STRASBURG — Twins are an oddity, triplets are rare but having four kids is not an everyday occurrence. On Saturday evening when she got home, Tina Mathews said her goat was more talkative than usual, but nothing else seemed out of the ordinary.
“The mom was talking like they normally do, like she wanted me to be there,” Mathews said. “She was sitting, and I could see one baby, so I went in and helped.”
After cleaning up the baby, named Mouse, Mathews said she went to check on the mom, only to find she was having another baby.
“I cleaned him up, brought him out and I figured she was done,” Mathews said.
After placing a quick phone call to her daughter to ask her to come and help take care of the babies, Mathews said she moved the mom along with her kids when the goat started to have her third kid — the only girl — Miss Piggy.
Mathews said she started to try to get milk from the mother but didn’t have any luck. Mathews then began to worry the babies were cold, she said, so she brought them inside, warmed them up and mixed up some milk for them.
During the hustle and bustle, Mathews said she turned around to find one more baby, the smallest, only 3 pounds.
Along with her four newest, four-legged friends, Mathews said she and her partner Greg Smith have five dogs, a couple of ponies, two pot-bellied pigs and 48 alpacas.
“Greg decided he was going to go into the goat business in 2013,” Mathews said, “so he bought 20.”
“I’m not sure why he did it,” she continued. “He’s taken on adventures. I told him not to get into anymore.”
Between her house cleaning business and the new goats, Mathews said she had a busy week. Because the kids eat every four hours, she said she has to plan her day if she knows she’s going to be out. She can leave them for a while, but she takes Midget with her because he’s so small, she said.
Once the kids can start eating less often, she can leave them alone outside, Mathews said. Eventually, she will sell them, though it might be harder to let them go than it has with past kids, she said.
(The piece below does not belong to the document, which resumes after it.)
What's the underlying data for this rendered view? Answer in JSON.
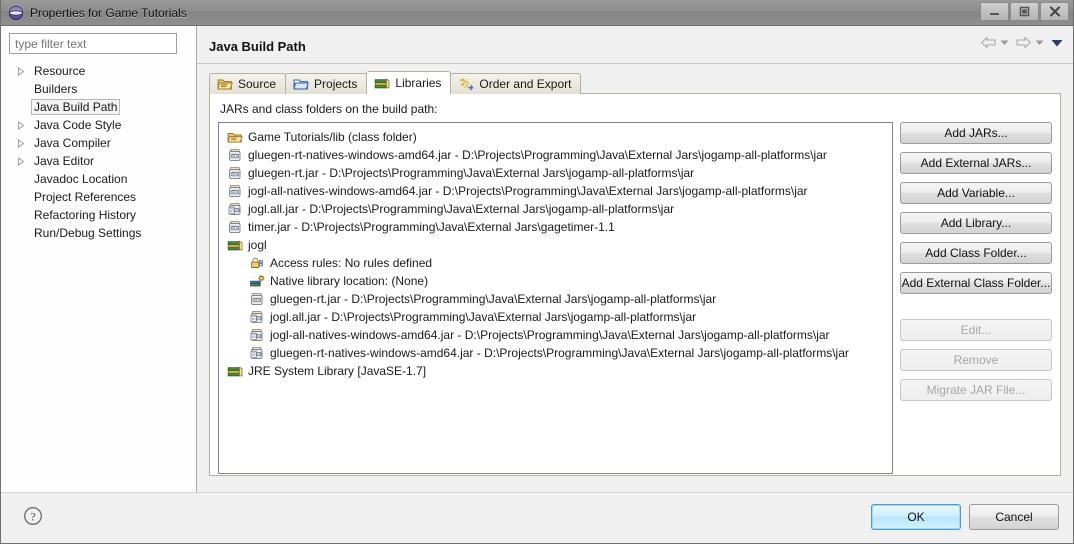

“You get pretty attached to them, which makes it hard to get rid of them,” she said. “You don’t keep too many boys; you usually only keep one.”
“This little guy, we’ll be more getting attached to,” Mathews said, pointing to Midget, “just because he’s so small.”